Lateral flow tests a 'very small price to pay in helping us emerge as a nation from this lengthy pandemic'
Hundreds of secondary school students have had their first lateral flow tests and have learned how to take them at home.
Under the government's roadmap for schools in England to safely reopen from Monday (March 8), teachers and secondary school students have been given access to rapid testing.
St Philip Howard Catholic School, in Barnham, said it will be 'very pleased' to welcome all children back and believes the lateral flow testing will provide 'important data and information', from which national decisions can be made about the further relaxation of lockdown measures.
A school spokesperson said: "Questions have been raised in the media about the reliability of the lateral flow tests, however we believe that, together with all the other measures in place, these are important to engage with.
"The tests are only for those who are not displaying any symptoms of Covid-19 (i.e. the person may possibly be an asymptomatic carrier) and so as such any cases detected is going to be better than not testing at all."
A further two tests will be taken at school in the coming weeks before parents and staff will be able to test from home, undertaken twice weekly.
"We’d urge all families with children in school to support these initiatives across West Sussex," the school spokesperson said.
"The tests are not overly invasive and whilst take a little getting used to, they are a very small price to pay in helping us emerge as a nation from this lengthy pandemic."
Guidance will be sent to parents when the tests are to be taken from home.
"There are many measures in place to keep our children and staff happy and healthy in our schools.
"At SPH we continue to temperature check all those in school every day (well over 1,200 of us), there are one-way systems in place, hand sanitiser in every room, split breaks and lunches to manage numbers and a staggered end to the day to minimise numbers at the railway station.
"Face masks, whilst previously only worn in corridors, will now (for the next few weeks) be worn in lessons too.
"This may present some challenges as we all know that teaching relies on great communication (both verbal and visual), however we are confident all this can be managed appropriately and as usual we’ll quickly become accustomed to another new ‘normal’.
"This pandemic has presented us with so many challenges as a society and it would be quite understandable, given the amount of loss and suffering, to feel rather pessimistic and gloomy.

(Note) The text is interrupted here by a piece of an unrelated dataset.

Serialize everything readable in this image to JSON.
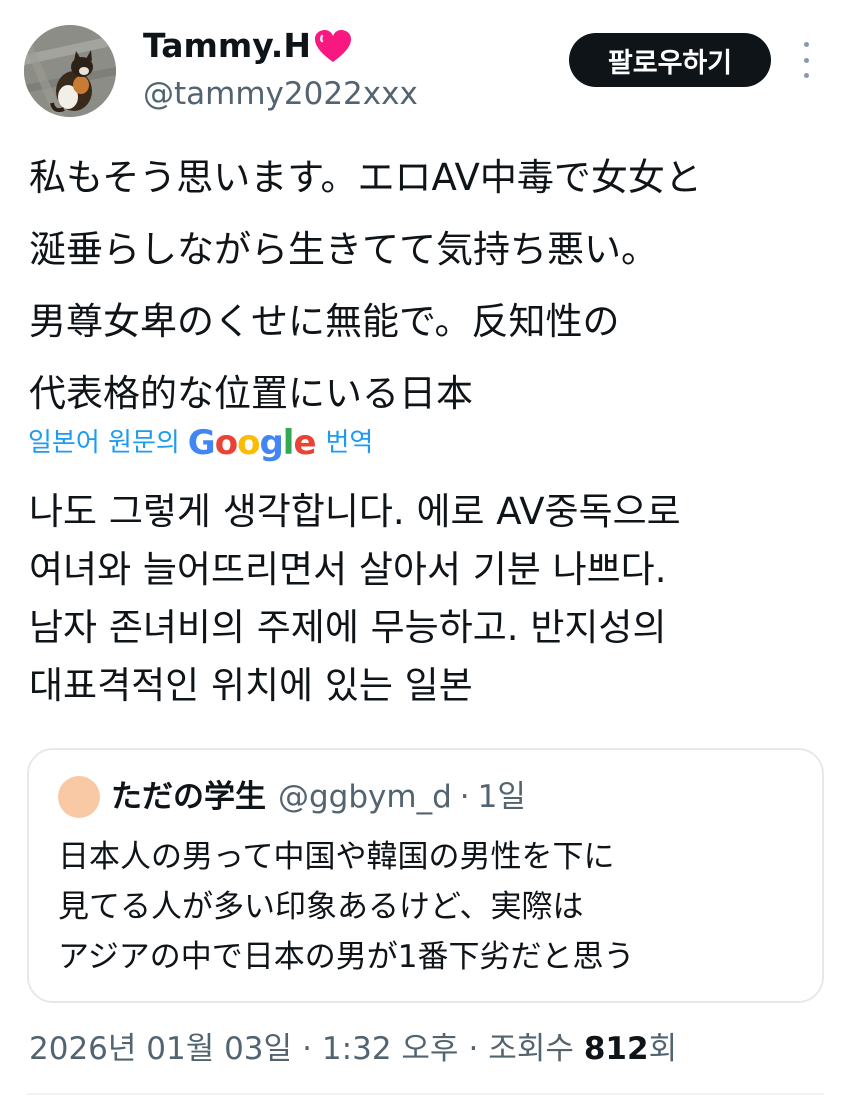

"There is, though, light at the end of the tunnel and we all give great thanks for the incredible progress made by scientists in such a short period of time; the vaccination programme really is quite amazing."
Digital Detox Days offer opportunity to take a break from devices
St Philip Howard Catholic School said staff have been 'very conscious' of the amount of time our students have been spending in front of devices each day in order to access their six online, live lessons every day.
To 'redress the balance' and 'ensure we could help to boost their mental and physical health', the school hosted two Digital Detox Days this term.
The days were designed to give students the opportunity to take part in reflective tasks, physical challenges and creative activities.
All year groups from 7 to 13 took part and despite the challenge of not relying on any form of device at all, the feedback from the days has been 'overwhelmingly positive'.
The school spokesperson continued: "Students have spoken about how they took the chance to: read, bake, get out on their bikes and learn new skills such as sewing, cooking, creating agility courses for pets, spending quality time with siblings and much more.
"As much as we have all come to rely on our digital devices every day, the benefits from having time away from them is important.
"Simply being outside can increase the levels of more restful sleep patterns, better posture, improved brain function, the opportunity to exercise and give them time to reflect.
"In school our key worker and vulnerable children have participated in activities that have served as an introduction to the Duke of Edinburgh scheme, involving: baking, physical challenges, tent building, mental challenges and campfires (complete with toasted marshmallows).
"They have continued to be an amazing group that have worked hard in school every day and certainly embraced the opportunity for some respite and downtime, with great enthusiasm.
"During the second Digital Detox Day students and their parents had an online appointment with their form tutor.
"This pastoral check-in allowed us to facilitate one-to-one support, alleviate any concerns and worries regarding their studies and put in place any additional interventions ready for their return to school on Monday."